§ Your assignment:
Each record below is to be copied exactly; the pictures are to be omitted.
-------- Exercise input
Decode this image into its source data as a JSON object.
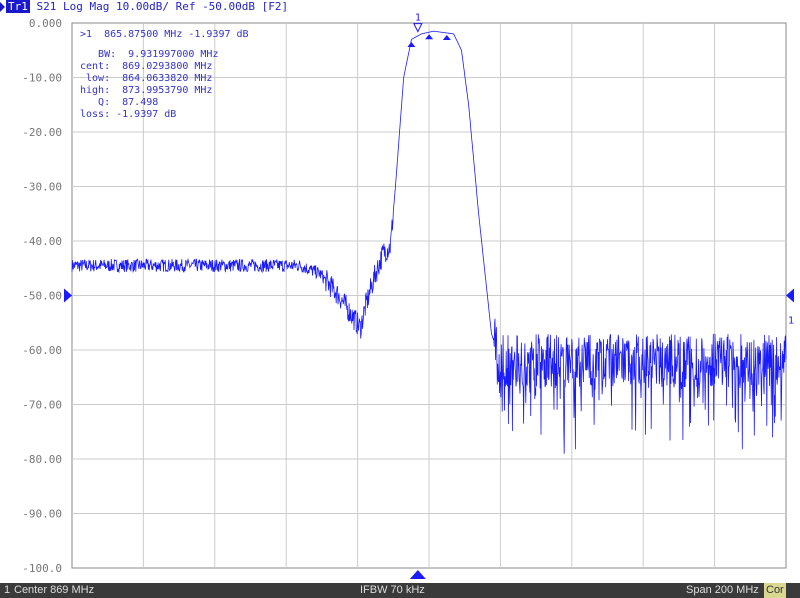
{
  "header": {
    "trace": "Tr1",
    "label": "S21 Log Mag 10.00dB/ Ref -50.00dB [F2]"
  },
  "y_ticks": [
    "0.000",
    "-10.00",
    "-20.00",
    "-30.00",
    "-40.00",
    "-50.00",
    "-60.00",
    "-70.00",
    "-80.00",
    "-90.00",
    "-100.0"
  ],
  "marker_readout": {
    "line": ">1  865.87500 MHz -1.9397 dB",
    "bw": "   BW:  9.931997000 MHz",
    "cent": "cent:  869.0293800 MHz",
    "low": " low:  864.0633820 MHz",
    "high": "high:  873.9953790 MHz",
    "q": "   Q:  87.498",
    "loss": "loss: -1.9397 dB"
  },
  "marker_label": "1",
  "ref_marker_label": "1",
  "status": {
    "channel": "1",
    "center": "Center 869 MHz",
    "ifbw": "IFBW 70 kHz",
    "span": "Span 200 MHz",
    "cor": "Cor"
  },
  "chart_data": {
    "type": "line",
    "xlim": [
      769,
      969
    ],
    "ylim": [
      -100,
      0
    ],
    "ref_level": -50,
    "trace_color": "#1a1aff",
    "points": [
      [
        769,
        -44.5
      ],
      [
        832.9,
        -44.5
      ],
      [
        838.5,
        -46
      ],
      [
        843.7,
        -50
      ],
      [
        849.8,
        -56
      ],
      [
        851.2,
        -52
      ],
      [
        854,
        -46
      ],
      [
        856.3,
        -42
      ],
      [
        858.2,
        -41
      ],
      [
        859.6,
        -30
      ],
      [
        861.9,
        -10
      ],
      [
        864.1,
        -3
      ],
      [
        866.9,
        -2
      ],
      [
        870.3,
        -1.5
      ],
      [
        875.9,
        -2
      ],
      [
        878.1,
        -5
      ],
      [
        880.1,
        -15
      ],
      [
        882.9,
        -35
      ],
      [
        886.5,
        -57
      ],
      [
        889,
        -62
      ],
      [
        969,
        -62
      ]
    ],
    "marker_freq": 865.875,
    "marker_db": -1.9397,
    "low_freq": 864.063,
    "high_freq": 873.995
  }
}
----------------
§ Finished exercise:
Decode this image into its source data as a JSON object.
{
  "header": {
    "trace": "Tr1",
    "label": "S21 Log Mag 10.00dB/ Ref -50.00dB [F2]"
  },
  "y_ticks": [
    "0.000",
    "-10.00",
    "-20.00",
    "-30.00",
    "-40.00",
    "-50.00",
    "-60.00",
    "-70.00",
    "-80.00",
    "-90.00",
    "-100.0"
  ],
  "marker_readout": {
    "line": ">1  865.87500 MHz -1.9397 dB",
    "bw": "   BW:  9.931997000 MHz",
    "cent": "cent:  869.0293800 MHz",
    "low": " low:  864.0633820 MHz",
    "high": "high:  873.9953790 MHz",
    "q": "   Q:  87.498",
    "loss": "loss: -1.9397 dB"
  },
  "marker_label": "1",
  "ref_marker_label": "1",
  "status": {
    "channel": "1",
    "center": "Center 869 MHz",
    "ifbw": "IFBW 70 kHz",
    "span": "Span 200 MHz",
    "cor": "Cor"
  },
  "chart_data": {
    "type": "line",
    "xlim": [
      769,
      969
    ],
    "ylim": [
      -100,
      0
    ],
    "ref_level": -50,
    "trace_color": "#1a1aff",
    "points": [
      [
        769,
        -44.5
      ],
      [
        832.9,
        -44.5
      ],
      [
        838.5,
        -46
      ],
      [
        843.7,
        -50
      ],
      [
        849.8,
        -56
      ],
      [
        851.2,
        -52
      ],
      [
        854,
        -46
      ],
      [
        856.3,
        -42
      ],
      [
        858.2,
        -41
      ],
      [
        859.6,
        -30
      ],
      [
        861.9,
        -10
      ],
      [
        864.1,
        -3
      ],
      [
        866.9,
        -2
      ],
      [
        870.3,
        -1.5
      ],
      [
        875.9,
        -2
      ],
      [
        878.1,
        -5
      ],
      [
        880.1,
        -15
      ],
      [
        882.9,
        -35
      ],
      [
        886.5,
        -57
      ],
      [
        889,
        -62
      ],
      [
        969,
        -62
      ]
    ],
    "marker_freq": 865.875,
    "marker_db": -1.9397,
    "low_freq": 864.063,
    "high_freq": 873.995
  }
}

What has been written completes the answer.